In 2017, I’m two inches taller and 40 pounds heavier than I was in 10 years ago. In the decade since that trip to Greece, I’ve bought almost 200 albums, developed and overcame an anxiety disorder, had my heart broken a few times, broken a few hears, and met the woman of my dreams. Yet I can still identify with that kid who went to Greece a few days after his 16th birthday. That trip was my coming of age, it was the start of me embracing my teenage years for what they were supposed to be—excitement and uncertainty mixed with the occasional sense of drama and inflated existential turmoil.
It’s been 10 years since I went to Greece. 10 years ago I hadn’t kissed a girl, I didn’t have a learners permit, I had no idea who Arcade Fire were, and I didn’t know that the love of my life was only around the corner from me. Despite it all, these past 10 years seemed to have gone much faster than the two years between the Greece trip and my high school graduation. As strange as it may sound, I feel like 16 to 26 was a bigger transition than 6 to 16.
That Greece video serves as the perfect reminder of the passing of time. 10 years seems like such a long time, but it goes by in the blink of an eye. I remember watching that video during Christmas break of my freshmen year of college and musing that in seven years, that trip would’ve been 10 years ago. At times 2010 seems further away than 2007.
Greece will always hold a special place in my heart because of what it meant to me. Paramount of which is that I can specifically point to that trip as my coming of age, when I stopped being a child and started to grow up. The experience itself was so fascinating too, especially because of the people I travelled with. It was about 45 teenagers, most of whom under normal circumstances, wouldn’t have spoken to one another, getting to know each other over the course of 10 days, only to revert to type once we went back to school. It was almost surreal in a way, how in a foreign land people who seemingly had nothing in common could become friends, or in some cases more, but once we got back home all those embers of friendship were snuffed out.
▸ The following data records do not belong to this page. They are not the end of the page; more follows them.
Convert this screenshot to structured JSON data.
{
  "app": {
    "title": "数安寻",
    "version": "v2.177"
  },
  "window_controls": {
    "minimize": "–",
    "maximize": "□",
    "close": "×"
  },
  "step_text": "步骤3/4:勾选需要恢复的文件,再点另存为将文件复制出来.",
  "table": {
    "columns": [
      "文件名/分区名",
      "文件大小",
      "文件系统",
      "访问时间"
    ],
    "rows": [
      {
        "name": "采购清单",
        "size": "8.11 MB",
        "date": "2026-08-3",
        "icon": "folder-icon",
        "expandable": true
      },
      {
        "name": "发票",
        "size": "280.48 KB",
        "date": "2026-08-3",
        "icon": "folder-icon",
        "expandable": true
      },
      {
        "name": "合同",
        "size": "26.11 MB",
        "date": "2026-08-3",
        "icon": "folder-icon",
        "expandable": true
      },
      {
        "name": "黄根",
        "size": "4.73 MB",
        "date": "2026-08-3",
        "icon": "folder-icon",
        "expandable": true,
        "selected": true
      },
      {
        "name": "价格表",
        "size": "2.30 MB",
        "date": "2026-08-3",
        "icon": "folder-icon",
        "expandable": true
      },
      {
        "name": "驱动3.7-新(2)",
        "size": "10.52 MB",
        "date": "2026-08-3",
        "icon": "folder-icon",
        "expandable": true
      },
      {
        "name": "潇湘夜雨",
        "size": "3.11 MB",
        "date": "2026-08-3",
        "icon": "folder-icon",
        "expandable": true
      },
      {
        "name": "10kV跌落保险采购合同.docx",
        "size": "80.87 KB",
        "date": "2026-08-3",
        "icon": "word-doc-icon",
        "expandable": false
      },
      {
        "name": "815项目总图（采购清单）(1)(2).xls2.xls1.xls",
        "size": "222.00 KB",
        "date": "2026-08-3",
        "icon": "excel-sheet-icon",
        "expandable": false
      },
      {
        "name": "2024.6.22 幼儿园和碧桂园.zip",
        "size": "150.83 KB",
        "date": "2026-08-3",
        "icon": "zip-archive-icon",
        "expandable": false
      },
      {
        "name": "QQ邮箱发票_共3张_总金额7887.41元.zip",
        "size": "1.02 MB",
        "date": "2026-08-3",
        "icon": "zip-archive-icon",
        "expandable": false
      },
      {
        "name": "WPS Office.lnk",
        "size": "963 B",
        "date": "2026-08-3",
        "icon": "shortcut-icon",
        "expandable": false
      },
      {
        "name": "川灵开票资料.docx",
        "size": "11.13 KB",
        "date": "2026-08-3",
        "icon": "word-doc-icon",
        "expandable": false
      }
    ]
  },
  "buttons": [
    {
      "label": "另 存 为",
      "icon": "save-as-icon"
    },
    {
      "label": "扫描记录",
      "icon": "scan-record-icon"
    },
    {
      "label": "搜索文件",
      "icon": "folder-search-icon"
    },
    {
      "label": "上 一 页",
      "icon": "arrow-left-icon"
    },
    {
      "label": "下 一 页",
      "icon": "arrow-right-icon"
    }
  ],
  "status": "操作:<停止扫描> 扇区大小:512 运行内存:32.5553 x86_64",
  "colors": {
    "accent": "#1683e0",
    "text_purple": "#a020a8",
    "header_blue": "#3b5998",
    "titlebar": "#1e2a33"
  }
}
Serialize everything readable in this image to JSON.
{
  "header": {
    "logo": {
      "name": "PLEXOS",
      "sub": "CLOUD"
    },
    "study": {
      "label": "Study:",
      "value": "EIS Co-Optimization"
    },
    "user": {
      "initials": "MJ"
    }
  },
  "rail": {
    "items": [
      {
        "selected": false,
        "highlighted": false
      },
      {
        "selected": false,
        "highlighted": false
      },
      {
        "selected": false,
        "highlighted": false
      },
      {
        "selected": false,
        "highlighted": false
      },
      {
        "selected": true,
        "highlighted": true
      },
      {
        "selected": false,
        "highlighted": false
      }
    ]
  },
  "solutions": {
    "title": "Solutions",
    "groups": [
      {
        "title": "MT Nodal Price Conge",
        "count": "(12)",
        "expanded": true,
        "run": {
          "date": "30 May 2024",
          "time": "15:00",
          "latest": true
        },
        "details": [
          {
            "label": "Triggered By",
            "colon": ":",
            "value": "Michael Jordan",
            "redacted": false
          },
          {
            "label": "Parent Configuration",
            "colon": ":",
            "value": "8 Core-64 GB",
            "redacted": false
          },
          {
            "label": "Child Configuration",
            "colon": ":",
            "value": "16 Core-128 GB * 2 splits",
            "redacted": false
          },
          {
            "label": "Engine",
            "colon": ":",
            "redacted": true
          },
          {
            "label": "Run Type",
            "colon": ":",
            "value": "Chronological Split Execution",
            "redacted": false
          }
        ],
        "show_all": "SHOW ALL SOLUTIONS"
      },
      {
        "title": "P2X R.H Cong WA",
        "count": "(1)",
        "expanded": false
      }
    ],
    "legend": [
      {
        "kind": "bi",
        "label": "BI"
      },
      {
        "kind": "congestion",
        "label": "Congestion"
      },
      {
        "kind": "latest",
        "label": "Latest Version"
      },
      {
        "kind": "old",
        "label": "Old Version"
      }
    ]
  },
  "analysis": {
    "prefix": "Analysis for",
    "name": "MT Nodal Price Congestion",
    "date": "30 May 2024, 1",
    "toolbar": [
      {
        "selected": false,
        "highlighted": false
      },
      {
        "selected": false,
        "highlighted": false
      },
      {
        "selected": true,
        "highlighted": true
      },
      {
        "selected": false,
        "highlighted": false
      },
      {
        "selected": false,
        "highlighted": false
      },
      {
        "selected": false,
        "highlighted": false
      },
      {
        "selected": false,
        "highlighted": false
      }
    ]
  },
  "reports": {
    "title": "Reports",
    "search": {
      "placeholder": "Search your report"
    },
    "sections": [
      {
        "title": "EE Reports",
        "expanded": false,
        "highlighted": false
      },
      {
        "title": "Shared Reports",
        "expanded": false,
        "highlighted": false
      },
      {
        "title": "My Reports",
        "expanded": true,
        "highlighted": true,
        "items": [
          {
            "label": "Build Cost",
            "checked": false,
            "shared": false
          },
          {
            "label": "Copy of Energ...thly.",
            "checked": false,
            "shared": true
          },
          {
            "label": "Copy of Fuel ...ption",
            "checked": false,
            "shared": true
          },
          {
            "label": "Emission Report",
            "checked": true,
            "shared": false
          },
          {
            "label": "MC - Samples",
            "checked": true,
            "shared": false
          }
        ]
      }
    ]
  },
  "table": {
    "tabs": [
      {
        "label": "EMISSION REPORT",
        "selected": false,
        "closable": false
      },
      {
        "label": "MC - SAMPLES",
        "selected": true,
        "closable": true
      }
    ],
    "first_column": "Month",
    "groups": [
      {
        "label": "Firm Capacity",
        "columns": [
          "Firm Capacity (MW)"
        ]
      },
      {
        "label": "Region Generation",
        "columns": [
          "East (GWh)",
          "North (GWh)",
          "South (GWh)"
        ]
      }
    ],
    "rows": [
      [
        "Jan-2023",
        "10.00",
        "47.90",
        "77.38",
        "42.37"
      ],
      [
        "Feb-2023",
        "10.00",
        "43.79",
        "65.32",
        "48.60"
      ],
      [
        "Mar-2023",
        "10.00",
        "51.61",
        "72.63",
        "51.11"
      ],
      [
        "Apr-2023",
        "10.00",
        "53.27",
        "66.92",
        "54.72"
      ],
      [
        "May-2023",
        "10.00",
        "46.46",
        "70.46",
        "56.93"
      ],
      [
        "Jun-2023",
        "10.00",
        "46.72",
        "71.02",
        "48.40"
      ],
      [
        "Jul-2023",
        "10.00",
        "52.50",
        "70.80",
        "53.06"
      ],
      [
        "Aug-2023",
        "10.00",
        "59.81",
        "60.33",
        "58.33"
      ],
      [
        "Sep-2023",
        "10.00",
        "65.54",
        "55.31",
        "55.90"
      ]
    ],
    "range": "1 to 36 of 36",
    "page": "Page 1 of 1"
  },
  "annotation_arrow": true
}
It’s been years since I spoke to anyone who went on that trip, and I really don’t know if I ever will again. It’s such a strange feeling to remember people that you knew so well for 10 days, only to never speak to them in the 10 years since. On that trip, we were all passing ships in the night. We all came into each other’s lives for a brief period before forever going our separate ways. We’re all just ships sitting in the ocean of time, and in that ocean, 10 years really is just another droplet.
 I think I might have listened to Use Your Illusion I at least twice on the plane ride to Germany.
 Some of the people I took pictures with were the bus driver, two old German couples, a Korean man, and an Indian couple.
 Because I still buy physical CDs.